+++ PROVIDED ENTRIES

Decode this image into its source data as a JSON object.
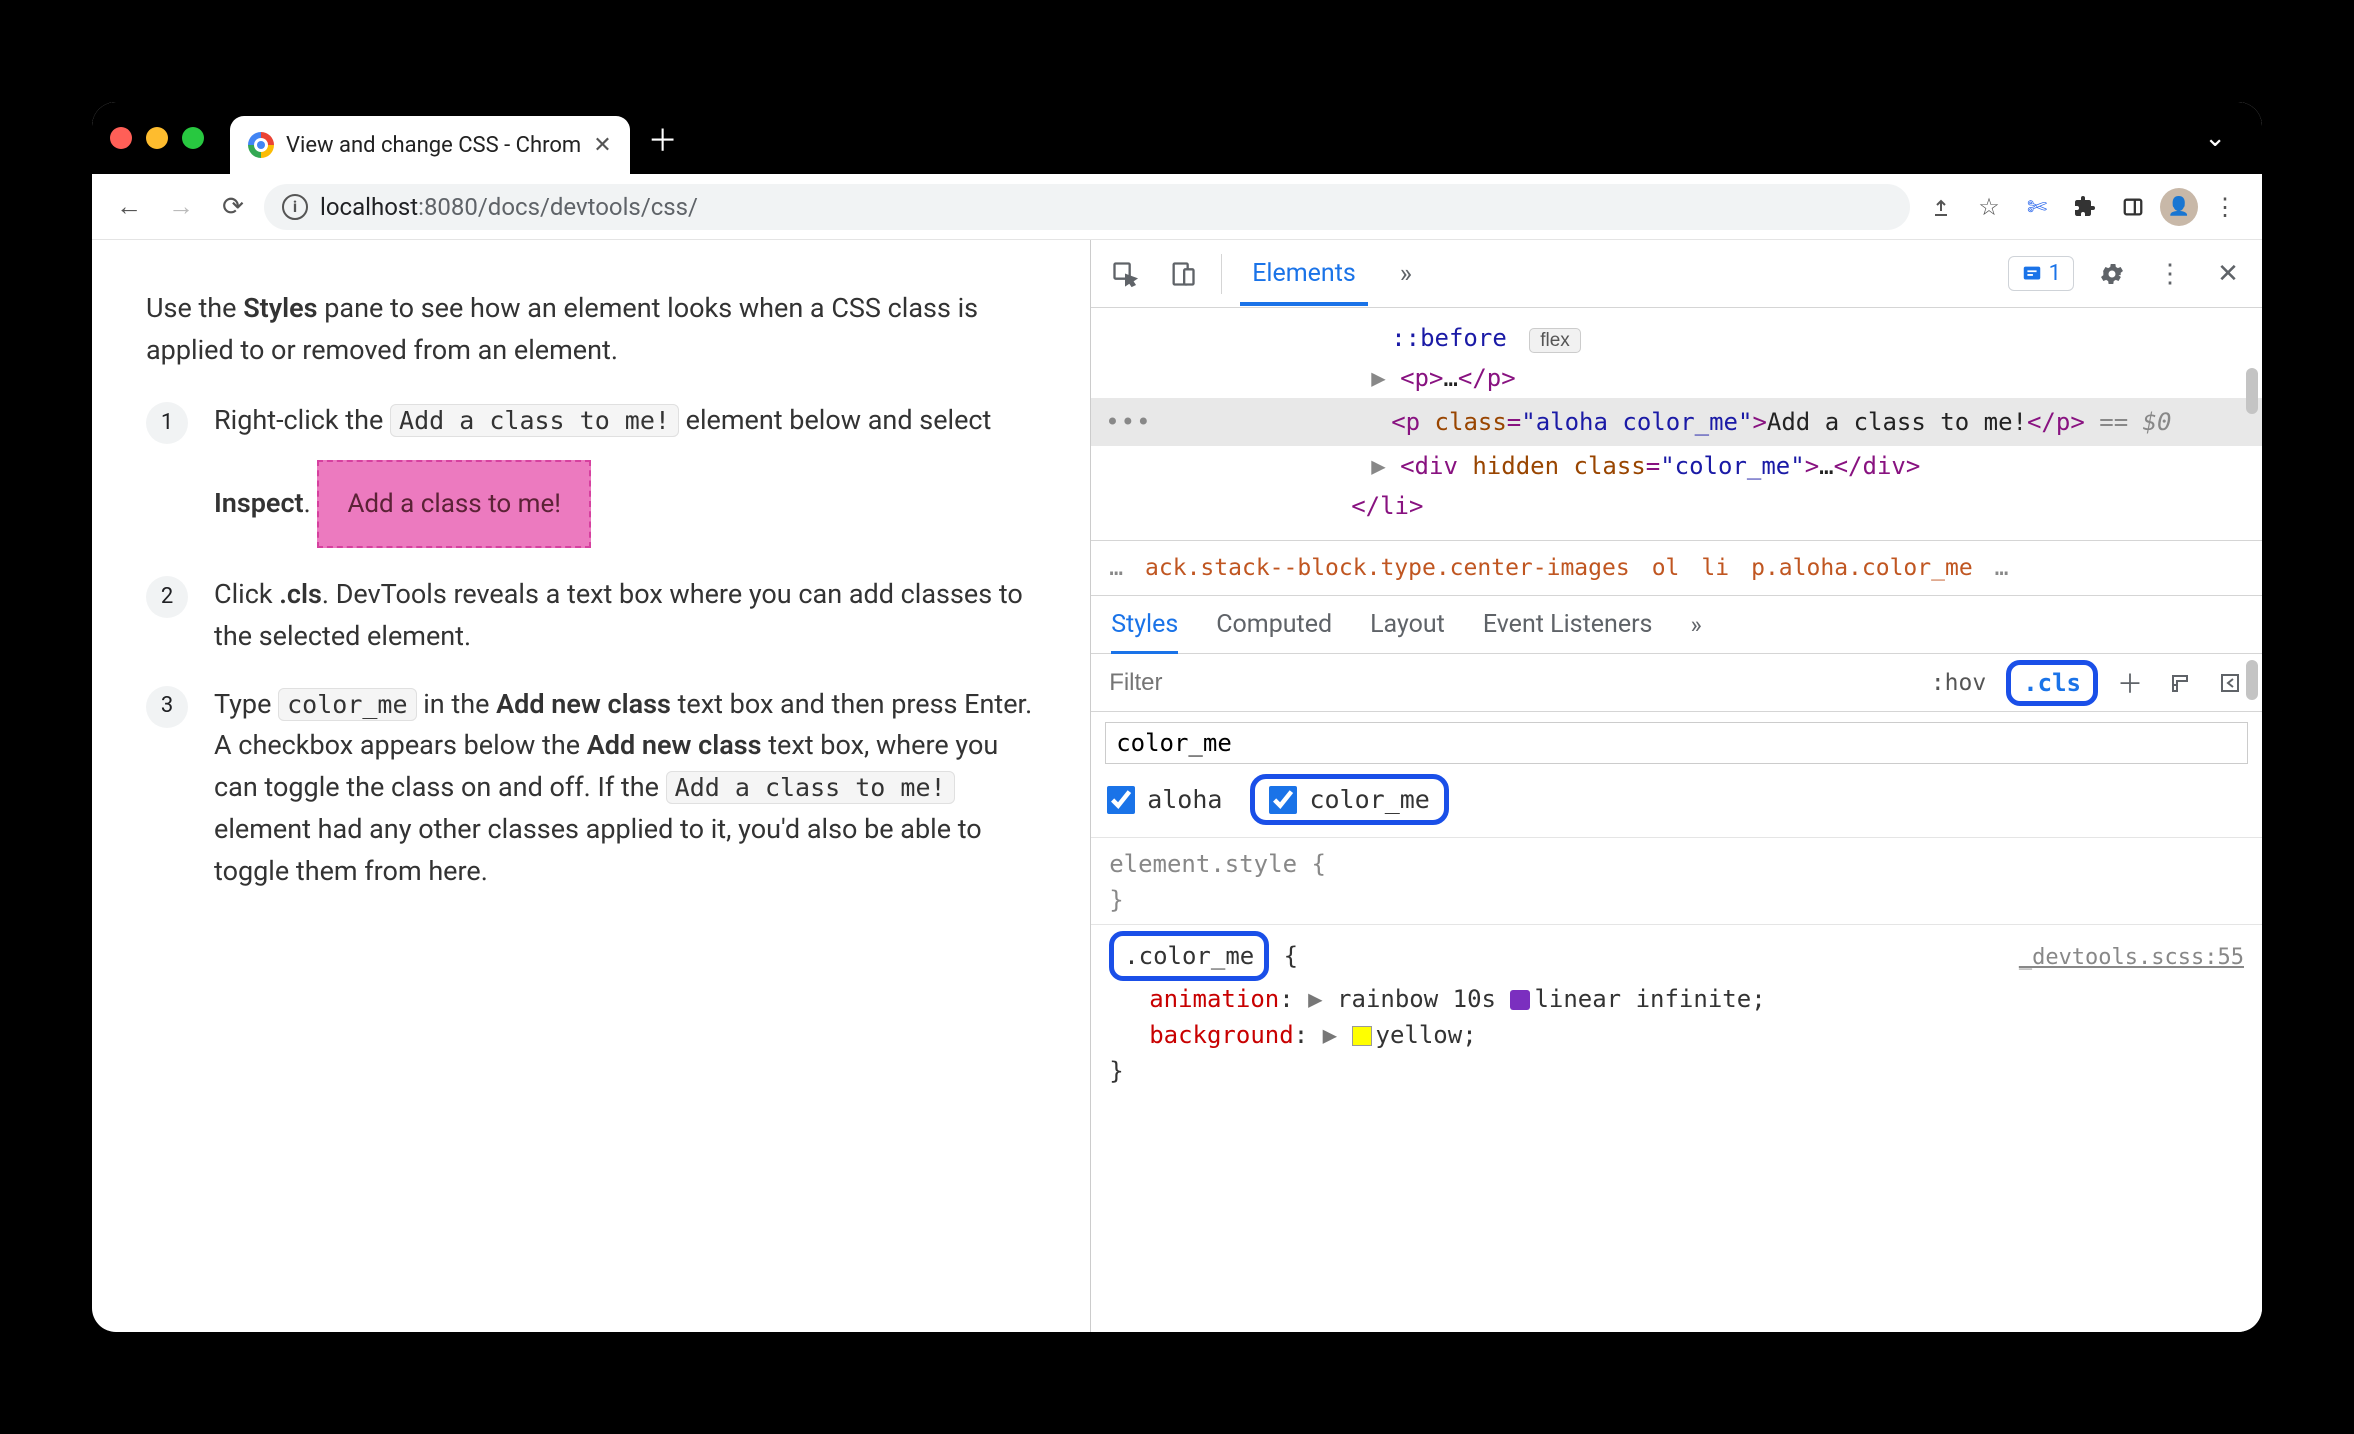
{
  "browser": {
    "tab_title": "View and change CSS - Chrom",
    "url_host": "localhost",
    "url_port": ":8080",
    "url_path": "/docs/devtools/css/"
  },
  "page": {
    "intro_prefix": "Use the ",
    "intro_strong": "Styles",
    "intro_suffix": " pane to see how an element looks when a CSS class is applied to or removed from an element.",
    "step1_a": "Right-click the ",
    "step1_code": "Add a class to me!",
    "step1_b": " element below and select ",
    "step1_strong": "Inspect",
    "step1_c": ".",
    "highlight_box": "Add a class to me!",
    "step2_a": "Click ",
    "step2_strong": ".cls",
    "step2_b": ". DevTools reveals a text box where you can add classes to the selected element.",
    "step3_a": "Type ",
    "step3_code1": "color_me",
    "step3_b": " in the ",
    "step3_strong1": "Add new class",
    "step3_c": " text box and then press Enter. A checkbox appears below the ",
    "step3_strong2": "Add new class",
    "step3_d": " text box, where you can toggle the class on and off. If the ",
    "step3_code2": "Add a class to me!",
    "step3_e": " element had any other classes applied to it, you'd also be able to toggle them from here."
  },
  "devtools": {
    "top_tab_elements": "Elements",
    "issue_count": "1",
    "dom": {
      "before": "::before",
      "flex_badge": "flex",
      "p_open": "<p>",
      "p_ell": "…",
      "p_close": "</p>",
      "sel_tag_open": "<p ",
      "sel_attr_name": "class",
      "sel_attr_val": "\"aloha color_me\"",
      "sel_close": ">",
      "sel_text": "Add a class to me!",
      "sel_endtag": "</p>",
      "sel_eq0": " == $0",
      "div_open": "<div ",
      "div_hidden": "hidden",
      "div_class_attr": "class",
      "div_class_val": "\"color_me\"",
      "div_close": ">",
      "div_ell": "…",
      "div_end": "</div>",
      "li_end": "</li>"
    },
    "crumb": {
      "dots1": "…",
      "seg1": "ack.stack--block.type.center-images",
      "seg2": "ol",
      "seg3": "li",
      "seg4": "p.aloha.color_me",
      "dots2": "…"
    },
    "styles_tabs": {
      "styles": "Styles",
      "computed": "Computed",
      "layout": "Layout",
      "event": "Event Listeners"
    },
    "filter_placeholder": "Filter",
    "hov": ":hov",
    "cls": ".cls",
    "cls_input_value": "color_me",
    "checkbox1": "aloha",
    "checkbox2": "color_me",
    "element_style": "element.style",
    "rule_selector": ".color_me",
    "rule_source": "_devtools.scss:55",
    "prop_animation": "animation",
    "val_animation": "rainbow 10s ",
    "val_animation2": "linear infinite",
    "prop_background": "background",
    "val_background": "yellow"
  }
}
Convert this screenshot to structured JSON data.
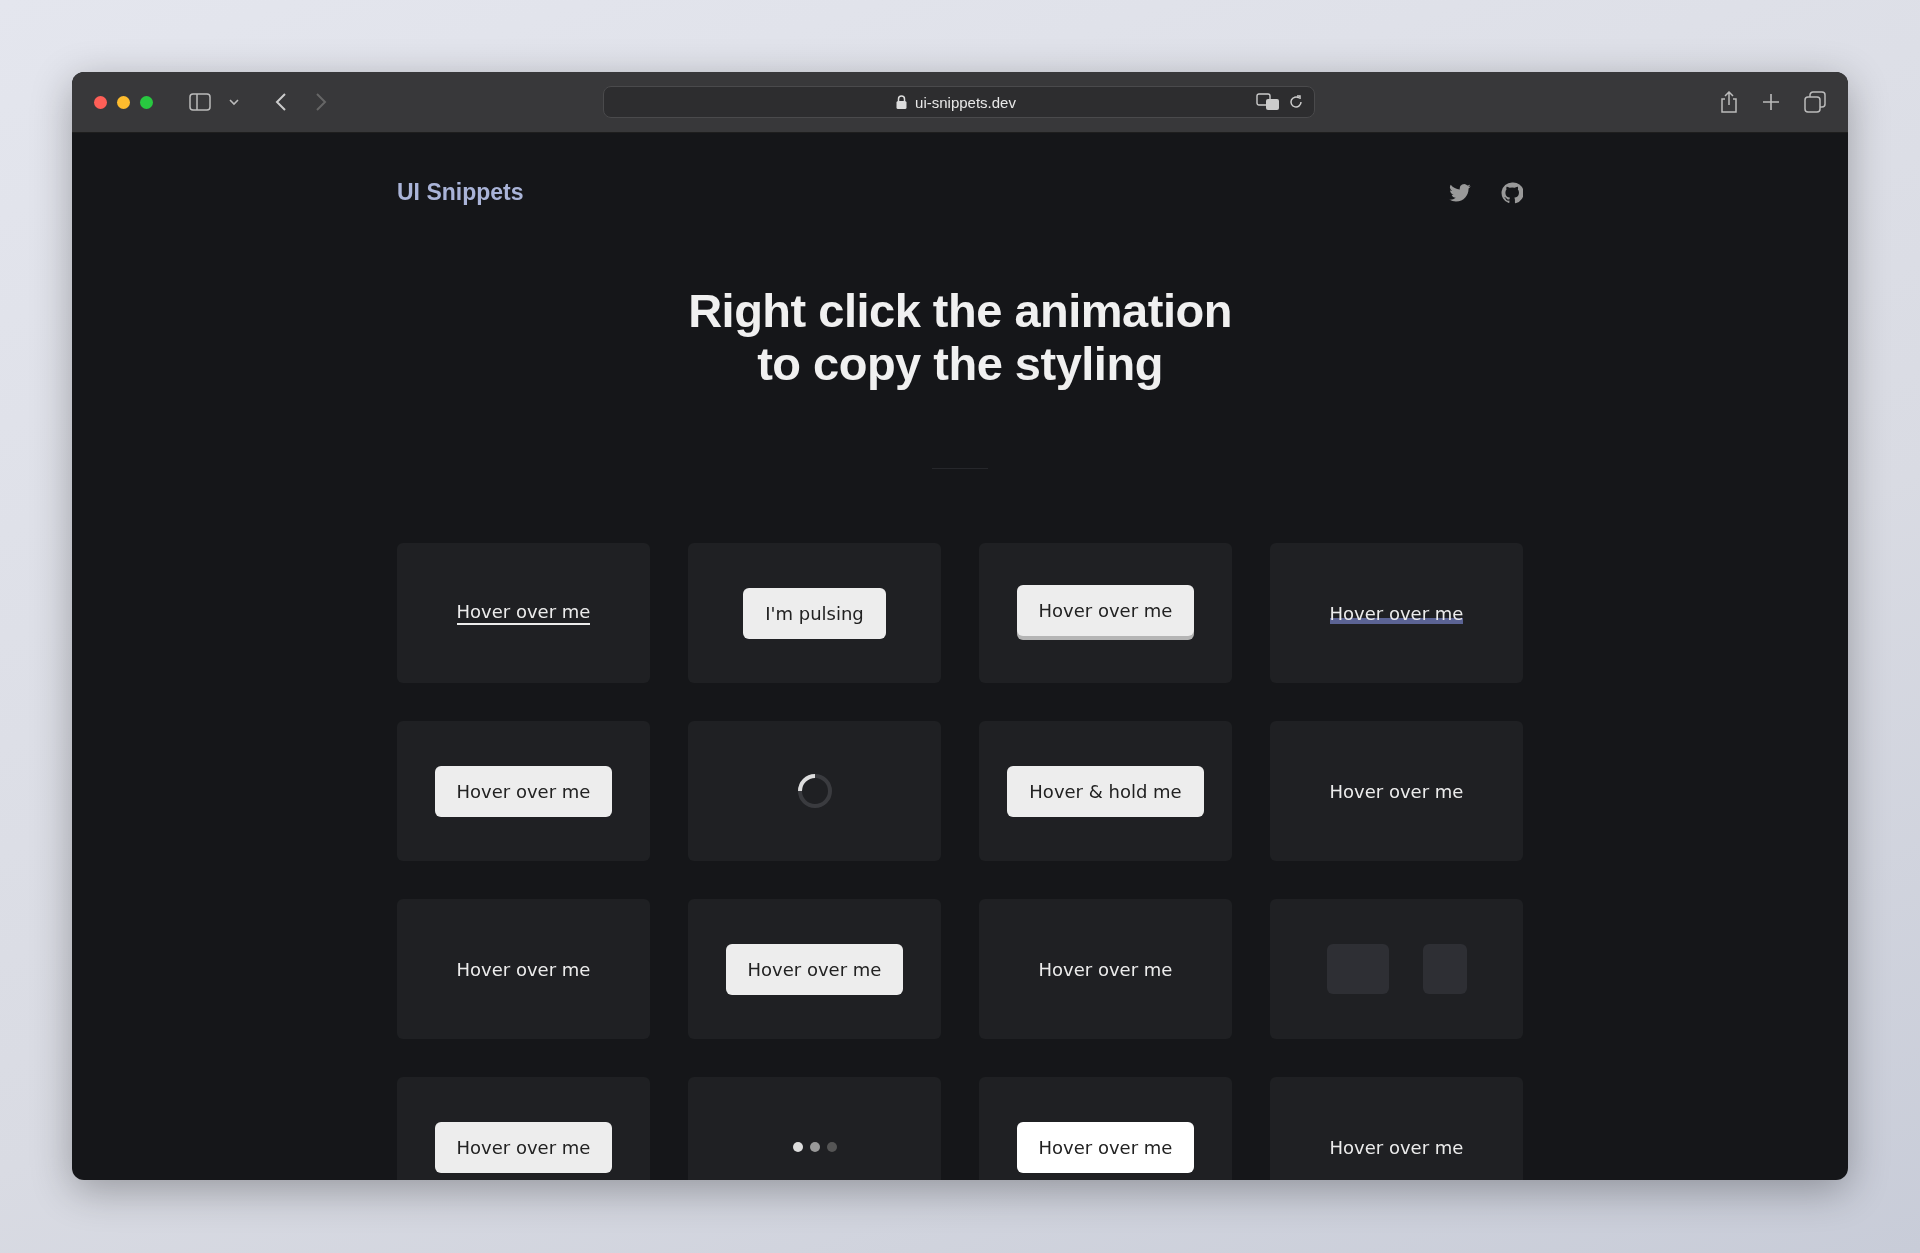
{
  "browser": {
    "url": "ui-snippets.dev"
  },
  "site": {
    "logo": "UI Snippets",
    "heading_lines": [
      "Right click the animation",
      "to copy the styling"
    ]
  },
  "cards": [
    {
      "kind": "underline",
      "label": "Hover over me"
    },
    {
      "kind": "button",
      "label": "I'm pulsing"
    },
    {
      "kind": "raised",
      "label": "Hover over me"
    },
    {
      "kind": "gradient-underline",
      "label": "Hover over me"
    },
    {
      "kind": "button",
      "label": "Hover over me"
    },
    {
      "kind": "spinner"
    },
    {
      "kind": "button",
      "label": "Hover & hold me"
    },
    {
      "kind": "text",
      "label": "Hover over me"
    },
    {
      "kind": "text",
      "label": "Hover over me"
    },
    {
      "kind": "button",
      "label": "Hover over me"
    },
    {
      "kind": "text",
      "label": "Hover over me"
    },
    {
      "kind": "skeleton"
    },
    {
      "kind": "button",
      "label": "Hover over me"
    },
    {
      "kind": "dots"
    },
    {
      "kind": "white-button",
      "label": "Hover over me"
    },
    {
      "kind": "text",
      "label": "Hover over me"
    }
  ]
}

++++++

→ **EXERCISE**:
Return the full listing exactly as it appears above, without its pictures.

→ **FINAL ANSWER**:
Decode this image into its source data as a JSON object.
{
  "browser": {
    "tab_title": "View and change CSS - Chrom",
    "url_host": "localhost",
    "url_port": ":8080",
    "url_path": "/docs/devtools/css/"
  },
  "page": {
    "intro_prefix": "Use the ",
    "intro_strong": "Styles",
    "intro_suffix": " pane to see how an element looks when a CSS class is applied to or removed from an element.",
    "step1_a": "Right-click the ",
    "step1_code": "Add a class to me!",
    "step1_b": " element below and select ",
    "step1_strong": "Inspect",
    "step1_c": ".",
    "highlight_box": "Add a class to me!",
    "step2_a": "Click ",
    "step2_strong": ".cls",
    "step2_b": ". DevTools reveals a text box where you can add classes to the selected element.",
    "step3_a": "Type ",
    "step3_code1": "color_me",
    "step3_b": " in the ",
    "step3_strong1": "Add new class",
    "step3_c": " text box and then press Enter. A checkbox appears below the ",
    "step3_strong2": "Add new class",
    "step3_d": " text box, where you can toggle the class on and off. If the ",
    "step3_code2": "Add a class to me!",
    "step3_e": " element had any other classes applied to it, you'd also be able to toggle them from here."
  },
  "devtools": {
    "top_tab_elements": "Elements",
    "issue_count": "1",
    "dom": {
      "before": "::before",
      "flex_badge": "flex",
      "p_open": "<p>",
      "p_ell": "…",
      "p_close": "</p>",
      "sel_tag_open": "<p ",
      "sel_attr_name": "class",
      "sel_attr_val": "\"aloha color_me\"",
      "sel_close": ">",
      "sel_text": "Add a class to me!",
      "sel_endtag": "</p>",
      "sel_eq0": " == $0",
      "div_open": "<div ",
      "div_hidden": "hidden",
      "div_class_attr": "class",
      "div_class_val": "\"color_me\"",
      "div_close": ">",
      "div_ell": "…",
      "div_end": "</div>",
      "li_end": "</li>"
    },
    "crumb": {
      "dots1": "…",
      "seg1": "ack.stack--block.type.center-images",
      "seg2": "ol",
      "seg3": "li",
      "seg4": "p.aloha.color_me",
      "dots2": "…"
    },
    "styles_tabs": {
      "styles": "Styles",
      "computed": "Computed",
      "layout": "Layout",
      "event": "Event Listeners"
    },
    "filter_placeholder": "Filter",
    "hov": ":hov",
    "cls": ".cls",
    "cls_input_value": "color_me",
    "checkbox1": "aloha",
    "checkbox2": "color_me",
    "element_style": "element.style",
    "rule_selector": ".color_me",
    "rule_source": "_devtools.scss:55",
    "prop_animation": "animation",
    "val_animation": "rainbow 10s ",
    "val_animation2": "linear infinite",
    "prop_background": "background",
    "val_background": "yellow"
  }
}
Convert this screenshot to structured JSON data.
{
  "browser": {
    "url": "ui-snippets.dev"
  },
  "site": {
    "logo": "UI Snippets",
    "heading_lines": [
      "Right click the animation",
      "to copy the styling"
    ]
  },
  "cards": [
    {
      "kind": "underline",
      "label": "Hover over me"
    },
    {
      "kind": "button",
      "label": "I'm pulsing"
    },
    {
      "kind": "raised",
      "label": "Hover over me"
    },
    {
      "kind": "gradient-underline",
      "label": "Hover over me"
    },
    {
      "kind": "button",
      "label": "Hover over me"
    },
    {
      "kind": "spinner"
    },
    {
      "kind": "button",
      "label": "Hover & hold me"
    },
    {
      "kind": "text",
      "label": "Hover over me"
    },
    {
      "kind": "text",
      "label": "Hover over me"
    },
    {
      "kind": "button",
      "label": "Hover over me"
    },
    {
      "kind": "text",
      "label": "Hover over me"
    },
    {
      "kind": "skeleton"
    },
    {
      "kind": "button",
      "label": "Hover over me"
    },
    {
      "kind": "dots"
    },
    {
      "kind": "white-button",
      "label": "Hover over me"
    },
    {
      "kind": "text",
      "label": "Hover over me"
    }
  ]
}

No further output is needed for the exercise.